Death following pulmonary complications of surgery before and during the SARS-CoV-2 pandemic

STARSurg Collaborative, COVIDSurg Collaborative

Research output: Contribution to journalArticlepeer-review

10 Citations (Scopus)

Abstract

Background: This study aimed to determine the impact of pulmonary complications on death after surgery both before and during the severe acute respiratory syndrome coronavirus 2 (SARS-CoV-2) pandemic.

Methods: This was a patient-level, comparative analysis of two, international prospective cohort studies: one before the pandemic (January-October 2019) and the second during the SARS-CoV-2 pandemic (local emergence of COVID-19 up to 19 April 2020). Both included patients undergoing elective resection of an intra-abdominal cancer with curative intent across five surgical oncology disciplines. Patient selection and rates of 30-day postoperative pulmonary complications were compared. The primary outcome was 30-day postoperative mortality. Mediation analysis using a natural-effects model was used to estimate the proportion of deaths during the pandemic attributable to SARS-CoV-2 infection.

Results: This study included 7402 patients from 50 countries; 3031 (40.9 per cent) underwent surgery before and 4371 (59.1 per cent) during the pandemic. Overall, 4.3 per cent (187 of 4371) developed postoperative SARS-CoV-2 in the pandemic cohort.
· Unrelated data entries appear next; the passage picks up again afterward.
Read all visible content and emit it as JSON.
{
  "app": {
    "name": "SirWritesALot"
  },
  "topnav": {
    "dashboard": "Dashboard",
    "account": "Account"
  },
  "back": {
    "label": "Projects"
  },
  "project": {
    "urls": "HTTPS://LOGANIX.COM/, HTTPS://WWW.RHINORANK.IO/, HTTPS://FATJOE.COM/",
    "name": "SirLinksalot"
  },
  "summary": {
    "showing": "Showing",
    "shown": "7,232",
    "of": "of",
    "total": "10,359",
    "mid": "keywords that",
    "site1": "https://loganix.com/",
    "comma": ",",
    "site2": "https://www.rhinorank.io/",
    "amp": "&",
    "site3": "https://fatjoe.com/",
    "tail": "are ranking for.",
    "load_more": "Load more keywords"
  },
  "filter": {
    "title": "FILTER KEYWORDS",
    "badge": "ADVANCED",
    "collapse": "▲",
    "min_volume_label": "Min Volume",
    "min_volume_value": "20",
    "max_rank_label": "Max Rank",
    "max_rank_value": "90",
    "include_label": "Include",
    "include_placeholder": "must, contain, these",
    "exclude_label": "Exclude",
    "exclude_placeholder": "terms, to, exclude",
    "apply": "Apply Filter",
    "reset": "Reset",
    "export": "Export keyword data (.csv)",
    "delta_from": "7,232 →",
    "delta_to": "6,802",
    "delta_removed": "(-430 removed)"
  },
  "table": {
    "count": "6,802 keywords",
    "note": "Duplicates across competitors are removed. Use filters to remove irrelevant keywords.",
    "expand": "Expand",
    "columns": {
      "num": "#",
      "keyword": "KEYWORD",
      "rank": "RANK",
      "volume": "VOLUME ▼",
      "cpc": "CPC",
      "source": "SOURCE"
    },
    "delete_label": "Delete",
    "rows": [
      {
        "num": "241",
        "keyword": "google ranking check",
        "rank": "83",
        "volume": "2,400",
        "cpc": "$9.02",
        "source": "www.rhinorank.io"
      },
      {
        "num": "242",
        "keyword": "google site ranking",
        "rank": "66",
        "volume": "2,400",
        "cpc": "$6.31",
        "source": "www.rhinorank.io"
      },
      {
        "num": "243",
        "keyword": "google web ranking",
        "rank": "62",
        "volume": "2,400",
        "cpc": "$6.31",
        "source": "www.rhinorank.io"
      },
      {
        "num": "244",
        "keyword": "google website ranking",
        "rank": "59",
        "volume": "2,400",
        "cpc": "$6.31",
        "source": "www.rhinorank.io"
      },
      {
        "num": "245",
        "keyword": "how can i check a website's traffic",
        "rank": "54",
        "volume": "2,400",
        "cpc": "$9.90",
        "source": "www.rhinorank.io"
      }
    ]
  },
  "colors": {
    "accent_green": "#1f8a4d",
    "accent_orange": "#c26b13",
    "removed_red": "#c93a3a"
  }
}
The pulmonary complication rate was similar (7.1 per cent (216 of 3031) versus 6.3 per cent (274 of 4371); P=0.158) but the mortality rate was significantly higher (0.7 per cent (20 of 3031) versus 2.0 per cent (87 of 4371); P

Conclusion: Although providers may have selected patients with a lower risk profile for surgery during the pandemic, this did not mitigate the likelihood of death through SARS-CoV-2 infection. Care providers must act urgently to protect surgical patients from SARS-CoV-2 infection.

Original languageEnglish
Pages (from-to)1448-1464
Number of pages17
JournalBritish Journal of Surgery
Volume108
Issue number12
DOIs
Publication statusPublished - Oct 2021

Fingerprint

Dive into the research topics of 'Death following pulmonary complications of surgery before and during the SARS-CoV-2 pandemic'. Together they form a unique fingerprint.

Cite this